Eventually, we'll know what happened with Shaq, Wade
As much as neither wanted to admit to even the slightest bit of dislike for each other, there's something between Shaquille O'Neal and Dwyane Wade that has somehow remained trapped in the confines of the locker room they used to share.
The encounters are becoming a little less friendly each time, and they are heading to the verge of just plain chilly.
That was Udonis Haslem, not Wade, whom O'Neal spent the pregame chatting up for several minutes, with Dorell Wright coming in late for a few words of his own. And the pretip handshake was typical, a hand slap, a halfway man hug and a tap from Wade on Shaq's bald head. Not much different from what Wade would have done to Rasheed Wallace before a game.
During the game, Wade broke the cardinal rule of playing against O'Neal, which goes something like this: Thou shalt not attempt to dunk on Shaq, at least if you want to retain consciousness and four healthy limbs. Wade knows that. He said as much before the two played against each other for the first time this year in Phoenix.
Yet there Wade was in the fourth quarter, elevating a few feet from the rim, with O'Neal standing in his way. Wade got the expected treatment, taking a shot near the face and falling to the floor as a result.
It was the foul before that when O'Neal knocked Wade to the floor and stood over his former teammate's body for a few extra moments staring down at him.
Playful? Maybe. A message? Probably that, too.
And it's not just a one-sided distaste.
Wade has continuously stated that the relationship between the two has died down some since O'Neal was traded to Phoenix last year.
And he said twice before Wednesday's game that his grandmother taught him to forgive but not forget.
What exactly did he need to forgive O'Neal for?
Was it strictly for bailing on the sinking ship that was the 15-victory Heat last season, or is there more to it?
Are those rumors of O'Neal mockingly calling Wade ''Wonder Boy'' toward the end of their tenure together true, and is that sticking with Wade?

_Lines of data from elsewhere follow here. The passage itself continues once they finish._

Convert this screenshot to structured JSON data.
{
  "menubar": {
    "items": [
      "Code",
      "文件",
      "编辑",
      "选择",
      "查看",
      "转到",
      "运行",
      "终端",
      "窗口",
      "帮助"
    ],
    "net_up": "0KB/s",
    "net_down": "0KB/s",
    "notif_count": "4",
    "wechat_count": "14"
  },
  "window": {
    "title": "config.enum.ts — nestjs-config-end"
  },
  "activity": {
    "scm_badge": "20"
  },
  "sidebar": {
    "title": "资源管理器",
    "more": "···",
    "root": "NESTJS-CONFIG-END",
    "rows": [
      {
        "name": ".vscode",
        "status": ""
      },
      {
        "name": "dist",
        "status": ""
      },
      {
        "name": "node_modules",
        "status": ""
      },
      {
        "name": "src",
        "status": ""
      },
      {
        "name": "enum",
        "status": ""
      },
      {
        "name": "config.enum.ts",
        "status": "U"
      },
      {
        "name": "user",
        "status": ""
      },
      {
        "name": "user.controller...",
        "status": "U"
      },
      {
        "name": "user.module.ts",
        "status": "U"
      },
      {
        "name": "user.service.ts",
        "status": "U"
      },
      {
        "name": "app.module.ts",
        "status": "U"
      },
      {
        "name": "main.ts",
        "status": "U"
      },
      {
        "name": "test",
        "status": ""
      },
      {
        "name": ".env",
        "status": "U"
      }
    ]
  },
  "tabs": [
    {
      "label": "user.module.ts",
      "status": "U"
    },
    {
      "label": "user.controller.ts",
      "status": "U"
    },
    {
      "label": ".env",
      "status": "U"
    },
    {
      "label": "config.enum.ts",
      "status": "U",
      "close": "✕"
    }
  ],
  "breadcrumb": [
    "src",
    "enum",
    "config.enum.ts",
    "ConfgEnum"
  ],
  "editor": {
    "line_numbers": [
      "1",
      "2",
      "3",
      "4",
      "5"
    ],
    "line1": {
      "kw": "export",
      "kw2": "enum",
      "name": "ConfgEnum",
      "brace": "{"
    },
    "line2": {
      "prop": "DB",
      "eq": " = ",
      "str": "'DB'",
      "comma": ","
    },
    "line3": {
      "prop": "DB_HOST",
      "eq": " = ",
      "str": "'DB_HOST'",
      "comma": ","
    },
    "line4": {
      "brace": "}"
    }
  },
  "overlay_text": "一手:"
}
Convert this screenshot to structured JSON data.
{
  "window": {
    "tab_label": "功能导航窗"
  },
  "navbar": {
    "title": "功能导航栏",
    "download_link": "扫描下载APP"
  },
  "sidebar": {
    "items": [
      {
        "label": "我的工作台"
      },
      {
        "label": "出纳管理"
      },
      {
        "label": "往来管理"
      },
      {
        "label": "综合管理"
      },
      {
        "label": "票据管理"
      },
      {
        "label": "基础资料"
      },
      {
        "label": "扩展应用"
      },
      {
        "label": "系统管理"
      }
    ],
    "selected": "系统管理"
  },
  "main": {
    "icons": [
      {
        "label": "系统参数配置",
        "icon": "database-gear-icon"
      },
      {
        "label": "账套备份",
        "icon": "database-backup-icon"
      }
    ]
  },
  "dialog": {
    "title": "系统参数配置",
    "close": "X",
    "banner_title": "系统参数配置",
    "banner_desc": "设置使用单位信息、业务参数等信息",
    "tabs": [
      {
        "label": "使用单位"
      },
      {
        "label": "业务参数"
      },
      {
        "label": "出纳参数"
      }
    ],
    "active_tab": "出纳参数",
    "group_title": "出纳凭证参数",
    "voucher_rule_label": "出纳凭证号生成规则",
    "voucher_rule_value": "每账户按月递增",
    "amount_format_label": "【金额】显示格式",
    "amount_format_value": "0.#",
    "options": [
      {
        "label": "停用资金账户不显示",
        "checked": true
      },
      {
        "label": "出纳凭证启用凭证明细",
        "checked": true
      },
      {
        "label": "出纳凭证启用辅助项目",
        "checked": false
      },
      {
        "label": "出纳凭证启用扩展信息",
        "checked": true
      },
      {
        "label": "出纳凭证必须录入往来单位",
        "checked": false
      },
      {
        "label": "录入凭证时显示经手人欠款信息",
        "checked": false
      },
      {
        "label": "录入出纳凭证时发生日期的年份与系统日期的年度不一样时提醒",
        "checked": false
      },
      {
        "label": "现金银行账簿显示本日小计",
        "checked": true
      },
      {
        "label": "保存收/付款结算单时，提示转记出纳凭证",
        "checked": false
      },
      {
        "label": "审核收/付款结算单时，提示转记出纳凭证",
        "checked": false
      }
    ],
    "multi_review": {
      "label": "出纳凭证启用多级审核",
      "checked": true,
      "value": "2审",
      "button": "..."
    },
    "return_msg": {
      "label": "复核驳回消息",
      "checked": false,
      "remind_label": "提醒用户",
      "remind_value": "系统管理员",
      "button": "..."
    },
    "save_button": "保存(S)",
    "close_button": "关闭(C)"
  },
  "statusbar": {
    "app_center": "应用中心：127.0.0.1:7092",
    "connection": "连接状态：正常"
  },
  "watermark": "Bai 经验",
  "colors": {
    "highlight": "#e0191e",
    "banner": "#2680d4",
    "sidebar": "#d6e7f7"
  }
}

Maybe it's how O'Neal gushes over Bryant these days and never brings up the other two-guard with which he won a title.
Even Wednesday, O'Neal went as far as to mention Alonzo Mourning, Antoine Walker, Gary Payton, James Posey and Haslem as parts of his most vivid memories of the 2005-06 championship season.
Wade? He only spoke of him when asked specifically about him.
There must be something there. And if it isn't coming out yet, it eventually has to.
O'Neal's not one to keep those feelings hidden for long.
All it took was one comment from Stan Van Gundy, his former coach, about O'Neal's flop against Dwight Howard on Tuesday for Shaq to unleash fury on Van Gundy.
''One thing I really despise is a front-runner,'' O'Neal said of the Magic's coach. "I know for a fact he's a master of panic, and when it gets time for his team to go into the postseason and do certain things, he will let them down because of his panic. I've been there before. I've played for him.
"Yeah, it probably was a flop, but flopping is wrong. Flopping would describe his coaching.
"I'm not going to let anybody take shots at me. He's a nobody to me.''
That's pretty harsh, even coming from Shaq.
It's also more of his revisionist history at work. Van Gundy is hardly a front-runner.
He has been successful with every NBA team he coached, including the Heat team that reached the conference semifinals the season before O'Neal got to Miami.
It's a comment like that, one which O'Neal clearly has been holding back since Van Gundy stepped down as the Heat's coach in 2006, that makes you reconsider exactly why Van Gundy left.
NOT SURE NOW
All the speculation then was Riley-related, but now you can't be so sure.
Who knows what it will take for him to unload on Wade, but there has to be something that remains unspoken.
At least the Heat crowd Wednesday had its cathartic experience. Yeah, there was the pleasant greeting when the big fella was officially introduced. But the boos started pouring down when O'Neal hit the foul line for the first time.
And by the time he knocked down Wade on that final foul, the chants of ''Shaq, you [stink],'' -- the calls usually reserved for the officials -- filled the arena.
At least the fans aren't holding back their disgust for the player who couldn't withstand one losing season and bolted toward a then-contender.
Talk about a front-runner.
Maybe nothing will ever be unearthed. Maybe there isn't even anything between the two former championship teammates.
But Shaq's history shows otherwise. And their actions lately tend to support that.